What you have to do → Which lines in the records below contain the word "time"? Report each of them.
===
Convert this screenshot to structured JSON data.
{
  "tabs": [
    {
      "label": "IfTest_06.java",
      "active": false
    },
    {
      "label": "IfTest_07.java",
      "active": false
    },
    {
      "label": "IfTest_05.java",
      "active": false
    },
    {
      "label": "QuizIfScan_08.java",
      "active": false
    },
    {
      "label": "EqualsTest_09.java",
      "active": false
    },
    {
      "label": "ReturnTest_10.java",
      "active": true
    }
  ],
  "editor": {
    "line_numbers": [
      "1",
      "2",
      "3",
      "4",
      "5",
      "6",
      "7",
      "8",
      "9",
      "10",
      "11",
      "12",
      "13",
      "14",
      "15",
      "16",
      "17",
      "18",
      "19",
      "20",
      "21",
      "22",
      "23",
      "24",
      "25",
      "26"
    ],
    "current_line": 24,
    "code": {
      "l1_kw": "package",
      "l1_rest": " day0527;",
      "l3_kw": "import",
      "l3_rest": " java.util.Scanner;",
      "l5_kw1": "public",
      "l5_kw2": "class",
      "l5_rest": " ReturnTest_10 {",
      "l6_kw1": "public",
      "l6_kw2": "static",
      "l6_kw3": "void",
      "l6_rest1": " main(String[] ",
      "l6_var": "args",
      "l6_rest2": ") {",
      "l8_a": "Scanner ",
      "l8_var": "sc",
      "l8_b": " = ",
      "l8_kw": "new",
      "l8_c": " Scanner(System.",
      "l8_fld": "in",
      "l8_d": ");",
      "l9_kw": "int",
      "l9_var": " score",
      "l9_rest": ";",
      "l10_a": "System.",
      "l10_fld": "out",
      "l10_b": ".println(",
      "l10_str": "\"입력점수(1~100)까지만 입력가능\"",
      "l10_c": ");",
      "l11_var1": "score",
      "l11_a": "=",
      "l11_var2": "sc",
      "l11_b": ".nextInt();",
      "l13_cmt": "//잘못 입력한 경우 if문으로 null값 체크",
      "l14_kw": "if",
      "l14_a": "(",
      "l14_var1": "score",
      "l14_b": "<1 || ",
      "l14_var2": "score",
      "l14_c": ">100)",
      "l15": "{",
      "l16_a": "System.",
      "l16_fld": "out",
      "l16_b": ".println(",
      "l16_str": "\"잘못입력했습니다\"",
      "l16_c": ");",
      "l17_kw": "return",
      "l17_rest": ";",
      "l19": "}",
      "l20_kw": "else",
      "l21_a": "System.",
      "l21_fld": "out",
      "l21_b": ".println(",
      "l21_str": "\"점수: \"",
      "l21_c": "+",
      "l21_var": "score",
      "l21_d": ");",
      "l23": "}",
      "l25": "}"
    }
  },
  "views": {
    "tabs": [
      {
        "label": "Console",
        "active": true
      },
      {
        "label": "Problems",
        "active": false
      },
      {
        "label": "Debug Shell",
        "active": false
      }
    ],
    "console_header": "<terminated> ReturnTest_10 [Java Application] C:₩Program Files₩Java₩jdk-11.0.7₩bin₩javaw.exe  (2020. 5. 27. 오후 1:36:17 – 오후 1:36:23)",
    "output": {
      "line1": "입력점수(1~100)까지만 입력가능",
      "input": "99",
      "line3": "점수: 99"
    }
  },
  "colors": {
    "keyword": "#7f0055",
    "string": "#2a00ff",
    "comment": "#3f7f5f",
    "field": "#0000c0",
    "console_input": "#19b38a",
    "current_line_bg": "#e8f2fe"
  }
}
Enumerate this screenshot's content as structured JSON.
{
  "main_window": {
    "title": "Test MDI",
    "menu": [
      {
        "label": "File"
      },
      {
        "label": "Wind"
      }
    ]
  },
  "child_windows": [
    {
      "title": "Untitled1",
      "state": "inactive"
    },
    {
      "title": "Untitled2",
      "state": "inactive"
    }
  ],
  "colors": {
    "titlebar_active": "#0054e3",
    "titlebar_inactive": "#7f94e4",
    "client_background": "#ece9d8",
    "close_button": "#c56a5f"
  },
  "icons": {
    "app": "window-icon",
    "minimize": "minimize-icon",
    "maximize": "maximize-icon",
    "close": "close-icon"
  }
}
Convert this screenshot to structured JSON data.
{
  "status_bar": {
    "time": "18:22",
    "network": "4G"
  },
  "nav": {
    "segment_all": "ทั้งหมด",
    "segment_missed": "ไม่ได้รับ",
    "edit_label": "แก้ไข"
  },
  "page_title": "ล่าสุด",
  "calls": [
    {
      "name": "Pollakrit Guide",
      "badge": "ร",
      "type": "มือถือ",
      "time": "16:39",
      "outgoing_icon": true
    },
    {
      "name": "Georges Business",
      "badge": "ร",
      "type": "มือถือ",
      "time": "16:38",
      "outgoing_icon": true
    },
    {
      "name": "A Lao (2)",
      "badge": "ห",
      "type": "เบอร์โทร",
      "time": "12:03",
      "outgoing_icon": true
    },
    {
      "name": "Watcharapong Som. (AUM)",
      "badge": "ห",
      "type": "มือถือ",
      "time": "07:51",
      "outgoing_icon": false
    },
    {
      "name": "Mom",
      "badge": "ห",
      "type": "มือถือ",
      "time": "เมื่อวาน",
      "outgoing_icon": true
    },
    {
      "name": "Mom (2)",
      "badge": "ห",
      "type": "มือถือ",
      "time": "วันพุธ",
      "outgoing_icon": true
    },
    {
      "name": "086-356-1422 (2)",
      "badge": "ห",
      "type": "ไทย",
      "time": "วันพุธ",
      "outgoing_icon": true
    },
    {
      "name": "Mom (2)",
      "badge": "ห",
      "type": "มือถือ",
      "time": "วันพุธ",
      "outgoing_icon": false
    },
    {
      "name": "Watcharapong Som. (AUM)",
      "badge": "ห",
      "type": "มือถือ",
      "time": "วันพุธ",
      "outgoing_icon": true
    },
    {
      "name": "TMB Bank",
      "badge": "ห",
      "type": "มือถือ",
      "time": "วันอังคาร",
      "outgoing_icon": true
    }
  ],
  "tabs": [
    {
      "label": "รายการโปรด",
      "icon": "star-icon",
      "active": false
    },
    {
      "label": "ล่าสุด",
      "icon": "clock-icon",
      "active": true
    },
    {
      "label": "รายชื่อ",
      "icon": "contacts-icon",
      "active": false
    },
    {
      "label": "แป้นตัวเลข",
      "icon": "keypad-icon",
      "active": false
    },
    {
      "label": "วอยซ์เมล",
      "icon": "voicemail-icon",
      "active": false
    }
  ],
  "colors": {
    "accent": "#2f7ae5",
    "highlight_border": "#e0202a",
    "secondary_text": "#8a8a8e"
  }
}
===
Expected answer →
    "time": "18:22",
      "time": "16:39",
      "time": "16:38",
      "time": "12:03",
      "time": "07:51",
      "time": "เมื่อวาน",
      "time": "วันพุธ",
      "time": "วันพุธ",
      "time": "วันพุธ",
      "time": "วันพุธ",
      "time": "วันอังคาร",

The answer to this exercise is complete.